My Department is open to any reasonable proposals and will incorporate any additional work that Bray UDC is prepared to fund. The technical resources of my Department will also be made available to help assess any new options. But the bottom line is that a decision must be made whether or not to proceed to contract on the present proposal with or without modifications. If the decision locally is not to proceed and a viable alternative, which is eligible for the present funding, is not in place to start this year there must be a risk of the project not proceeding as other demands emerge.
My Department has given extensive consideration to this proposed coastal protection scheme. The moneys that have been earmarked for the scheme. some £2.4 million, of which Bray and Wicklow local authorities are to contribute between them 25 per cent, are almost half of all the moneys assigned to coast protection works in the Community Support Framework agreed between the Irish Government and the European Union for the period 1994 to 1999. It is not practical to devote further funds from this measure to the Bray scheme and there are no supplementary funds from any other source available to me. Should Bray and Wicklow local authorities be in a position to guarantee additional funding I would have no difficulty if it were used for visual enhancement of the scheme as proposed or any other additional work required. I am also willing to respond to the wishes of the local authority with regard to the future of this scheme.

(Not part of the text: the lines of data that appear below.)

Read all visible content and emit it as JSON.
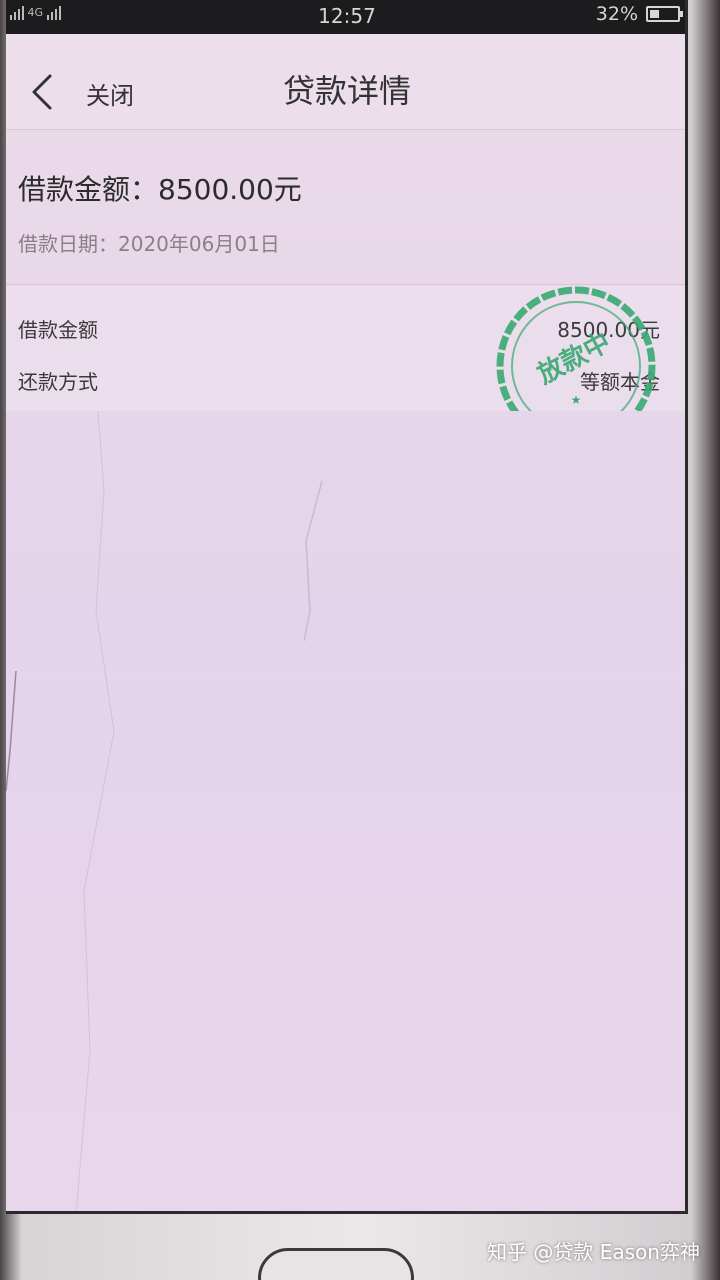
{
  "status_bar": {
    "signal_text": "4G",
    "time": "12:57",
    "battery": "32%"
  },
  "nav": {
    "close_label": "关闭",
    "title": "贷款详情"
  },
  "summary": {
    "amount_text": "借款金额：8500.00元",
    "date_text": "借款日期：2020年06月01日"
  },
  "details": [
    {
      "label": "借款金额",
      "value": "8500.00元"
    },
    {
      "label": "还款方式",
      "value": "等额本金"
    }
  ],
  "stamp": {
    "text": "放款中",
    "color": "#3aa873"
  },
  "watermark": "知乎 @贷款 Eason弈神",
  "icons": [
    "signal-icon",
    "battery-icon",
    "back-chevron-icon"
  ]
}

The timescale for final decision is short. I understand that Bray UDC will be meeting with those opposed to the present scheme and those in support on 14 May 1996. Officials from my Department will attend. Following that meeting Bray UDC will have to make a decision to proceed with the scheme as designed, or with additional works which are funded locally. A prolonged delay in proceeding with the Bray project would of course oblige me to redirect the finance which is being made available this year to other coastal protection schemes, for which there is considerable pressure.